The budding trees are a welcome sign of spring. That is unless you are one of the 50 million Americans who suffer from seasonal allergies. While you can’t control the air outside, you can control the air quality indoors.
Controlling indoor air quality during allergy season
In some states, the airborne pollen counts are so high, you can see the pollen floating around and covering surfaces like cars. Grass and other allergens in our air also cause allergy symptoms.
While most seasonal allergies flare up outside, you need to be careful inside too. Home comfort is directly tied to the air you breathe in your home.
According to the EPA, Americans spend 90-percent of their time inside. So, here are some tips to manage your allergies inside your home.
1. Install a whole-house dehumidifier
When you suffer from allergies, humidity aggravates your symptoms. The extra moisture in the air can also lead to mold growth, fungi, dust mites, and other air contaminants.
Whole-house dehumidifiers remove excess moisture from the air. They’ll make your home feel cooler, and lower the chances of mold growth.
Before you purchase a dehumidifier, talk with your HVAC professional. First, you’ll want to know the causes of humidity in your home before purchasing a unit. An energy audit identifies these areas so you can rest assured the dehumidifier will solve the problem rather than put a band-aid on one.
Old, dusty filters, dirty exterior vents, and an iced-over evaporator coil are some of the minor issues that can be spotted during spring maintenance. If you don’t fix these now, your home won’t be as cool and comfortable as it should be when the temperature soars.
Spring air conditioner maintenance is one way to prevent or minimize costly repairs, and it will have you breathing easier.
3. Change your air filter
To get a fresh start heading into summer, change the air filter in your heating and cooling system. It impacts the air you breathe, your comfort, and the performance of your unit.
The filter gets dirty over time. If you pull the air filter out of your HVAC unit, and it has a dark appearance, it’s likely dirty. Most new air filters are white.
Plus, it can cause the evaporator to ice over. This is the leading cause of an A/C breakdown.
Adding a fresh air filter is directly tied to a well-functioning air conditioner.
It’s something you can do yourself, or ask your heating and cooling professional to do for you.
Itchy, watery eyes are a sign of spring. However, there’s no reason you need to be miserable inside your home. You can improve indoor air quality if you change your air filter, get spring A/C maintenance completed, clean your air ducts, clean your home, and open your windows strategically.
4. Open windows strategically
While it’s tempting to open the windows and doors to let fresh air in, this can cause problems for allergy sufferers. When you open the windows, your indoor air quality suffers. The pollen from outside makes its way into your home.
However, that doesn’t mean you shouldn’t air out your home. The Environmental Protection Agency (EPA) says letting outside air in promotes good air quality in your home.

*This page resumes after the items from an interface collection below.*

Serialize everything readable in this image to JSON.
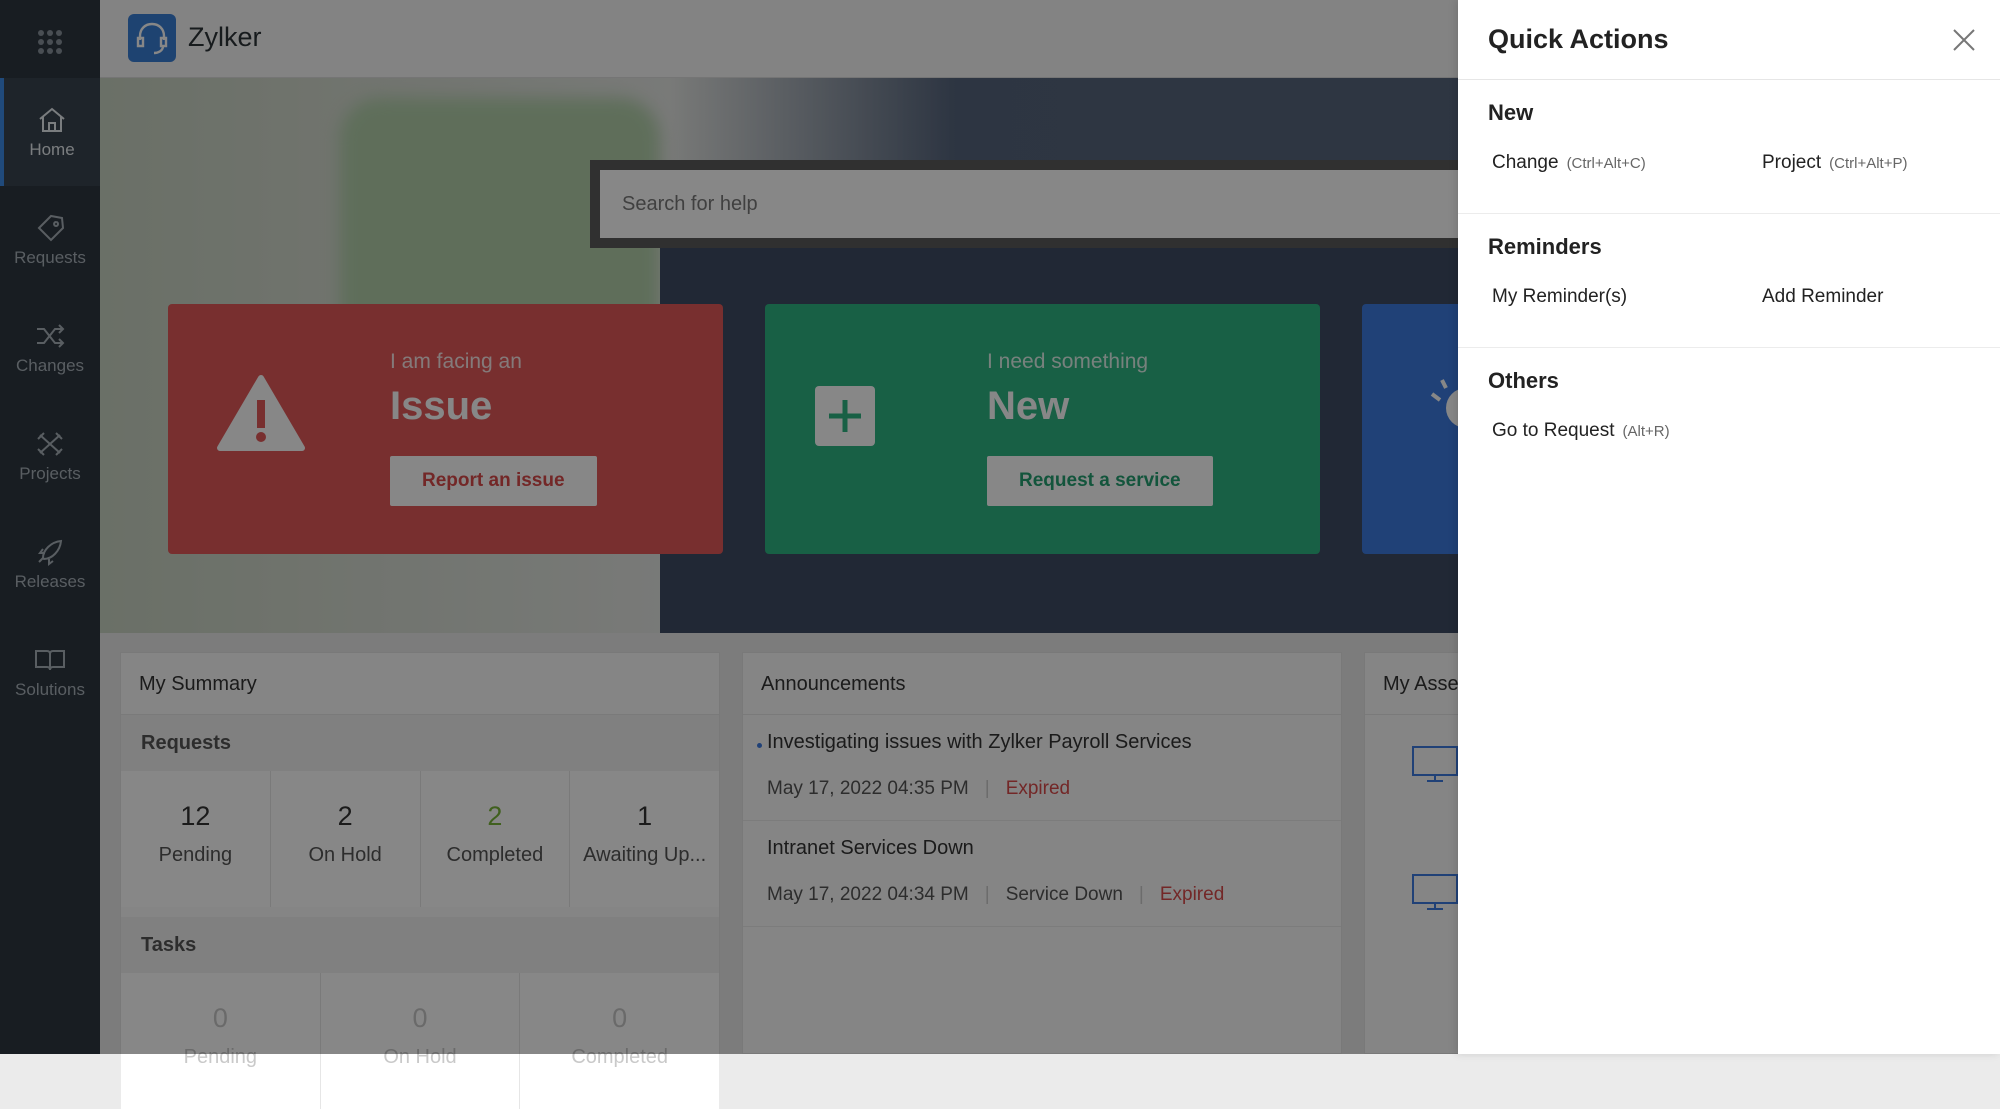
{
  "app": {
    "brand": "Zylker"
  },
  "nav": [
    {
      "label": "Home",
      "icon": "home-icon"
    },
    {
      "label": "Requests",
      "icon": "tag-icon"
    },
    {
      "label": "Changes",
      "icon": "shuffle-icon"
    },
    {
      "label": "Projects",
      "icon": "projects-icon"
    },
    {
      "label": "Releases",
      "icon": "rocket-icon"
    },
    {
      "label": "Solutions",
      "icon": "book-icon"
    }
  ],
  "search": {
    "placeholder": "Search for help"
  },
  "cards": {
    "issue": {
      "kicker": "I am facing an",
      "title": "Issue",
      "cta": "Report an issue"
    },
    "new": {
      "kicker": "I need something",
      "title": "New",
      "cta": "Request a service"
    }
  },
  "summary": {
    "title": "My Summary",
    "requests_label": "Requests",
    "requests": [
      {
        "count": "12",
        "label": "Pending"
      },
      {
        "count": "2",
        "label": "On Hold"
      },
      {
        "count": "2",
        "label": "Completed"
      },
      {
        "count": "1",
        "label": "Awaiting Up..."
      }
    ],
    "tasks_label": "Tasks",
    "tasks": [
      {
        "count": "0",
        "label": "Pending"
      },
      {
        "count": "0",
        "label": "On Hold"
      },
      {
        "count": "0",
        "label": "Completed"
      }
    ]
  },
  "announcements": {
    "title": "Announcements",
    "items": [
      {
        "title": "Investigating issues with Zylker Payroll Services",
        "date": "May 17, 2022 04:35 PM",
        "status": "Expired"
      },
      {
        "title": "Intranet Services Down",
        "date": "May 17, 2022 04:34 PM",
        "category": "Service Down",
        "status": "Expired"
      }
    ]
  },
  "assets": {
    "title": "My Asse"
  },
  "quick_actions": {
    "title": "Quick Actions",
    "sections": [
      {
        "heading": "New",
        "items": [
          {
            "label": "Change",
            "shortcut": "(Ctrl+Alt+C)"
          },
          {
            "label": "Project",
            "shortcut": "(Ctrl+Alt+P)"
          }
        ]
      },
      {
        "heading": "Reminders",
        "items": [
          {
            "label": "My Reminder(s)"
          },
          {
            "label": "Add Reminder"
          }
        ]
      },
      {
        "heading": "Others",
        "items": [
          {
            "label": "Go to Request",
            "shortcut": "(Alt+R)"
          }
        ]
      }
    ]
  },
  "colors": {
    "accent": "#3d7be0",
    "issue_card": "#e25a5a",
    "new_card": "#2fb582",
    "expired": "#d94b4b"
  }
}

You just have to be smart about when you open the windows during allergy season.
If you really want to air out your house, open the windows on days when it’s not windy and the pollen counts are low. The Weather Channel allergy tracker so you can see the allergy forecast in your Washington D.C. or Maryland neighborhood.
On the days you keep your windows closed, you can set your air conditioner to re-circulate to keep air moving through your home.
5. Clean your home from top to bottom
Don’t underestimate the value of routine cleaning, especially since we spend the majority of our day inside.
Spring cleaning is an important way to control your allergies. Dust, dirt, and pet dander builds-up on floorboards that might be missed by routine housekeeping.
You should wash upholstery and clean bedding to get rid of dust mites or other germs that collected over the winter cold and flu season.
A clean home helps reduce allergens. However, the process of cleaning can aggravate your allergies. Wearing a mask can limit your impact, and using natural cleaning products that won’t aggravate your breathing.
Look for the EPA’s “Safer Choice” label when purchasing cleaning products. The government reviews the ingredients, product performance, pH, and packaging to make sure the products that have this label are safer for your family.